According to Verizon, about 60% of data breach victims are small businesses or those with fewer than 1,000 employees. Contrary to the common notion, hackers are now honing in on small businesses due to their vulnerable nature. They are the low-hanging fruit and easy pickings for hackers.
As SMBs become the target of cyberattacks, you must conduct a proactive approach. The following are some of the security threats that small businesses face:
One of the most prevalent cybersecurity issues that small businesses face is data breach. Any weak spot in your system can easily become the entry point of hackers to get a hand of your data.
This breach will compromise your customer’s information, financial information, intellectual property, and other confidential information. If you don’t have a backup, all your files will be lost and you may face legal problems.
Misconfigured security technologies
The problem with extensive security measures is it could be tricky to set up. At some point, it can also become a liability if not implemented within your organization properly.
If you’re planning to reinforce your cybersecurity infrastructure, it’s better that you work with a trusted IT company. This way, your system will be properly set up and you won’t have to worry about maintenance as well.

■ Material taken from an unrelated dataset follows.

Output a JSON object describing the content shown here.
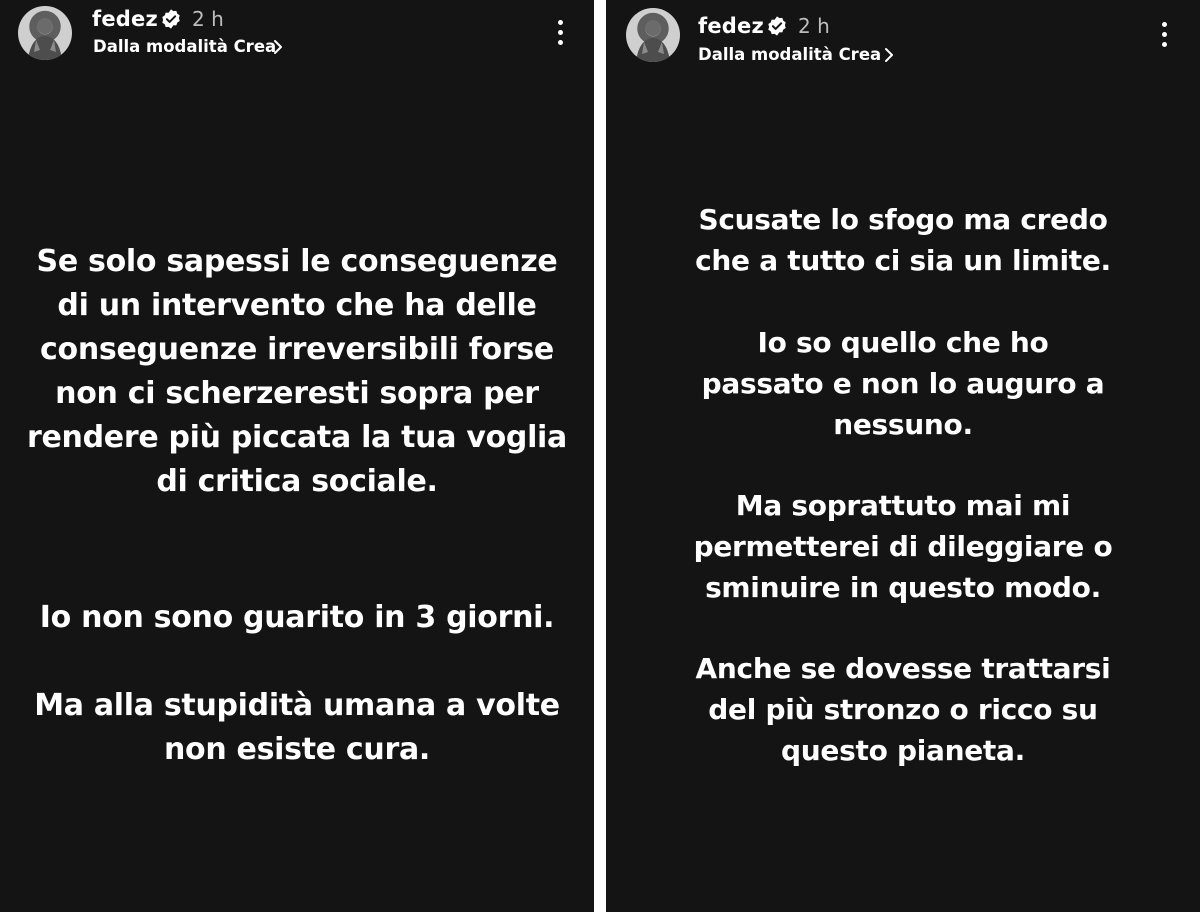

Small businesses often implement a Bring Your Own Device (BYOD) policy. This is so they won’t have to shoulder the extra expense of acquiring new devices.
As much beneficial as this is, it also imposes threats to your cybersecurity. Since BYOD devices are unregulated, it can become the entry point of phishing and hacking.
Also, any of your BYOD employees can copy sensitive information leading to a data breach.
One of the most notorious threats among small businesses is phishing. It’s one of the avenues hackers use to get into your business. It usually comes in the form of unsuspicious emails, clone websites, and links.
According to experts, about 30% of all phishing attacks are successful. The worst part here is that many small businesses don’t notice this until the hackers make their big move.
A DDoS attack may sound like a far-fetched thing for small businesses. However, the tides are shifting, which makes small businesses vulnerable to the same threat.
Unlike phishing, DDoS attacks are much worse. The attack comes from multiple directions that flood your system of malware. Aside from losing sensitive data, most businesses who become victims of DDoS also lose revenue and customers.
Some of the infamous ransomware these days include Wannacry, Locky, Bad Rabbit, and Petya. These malware damage your computer and hold your data hostage until you pay what they demand.
However, even if you get to pay the ransom, there’s no guarantee that your data will remain intact. Also, small businesses that got affected by ransomware stand the chance of closing doors or declaring bankruptcy.
Even as a small business, cybersecurity is a must. You should be vigilant and proactive to prevent these threats from killing your business.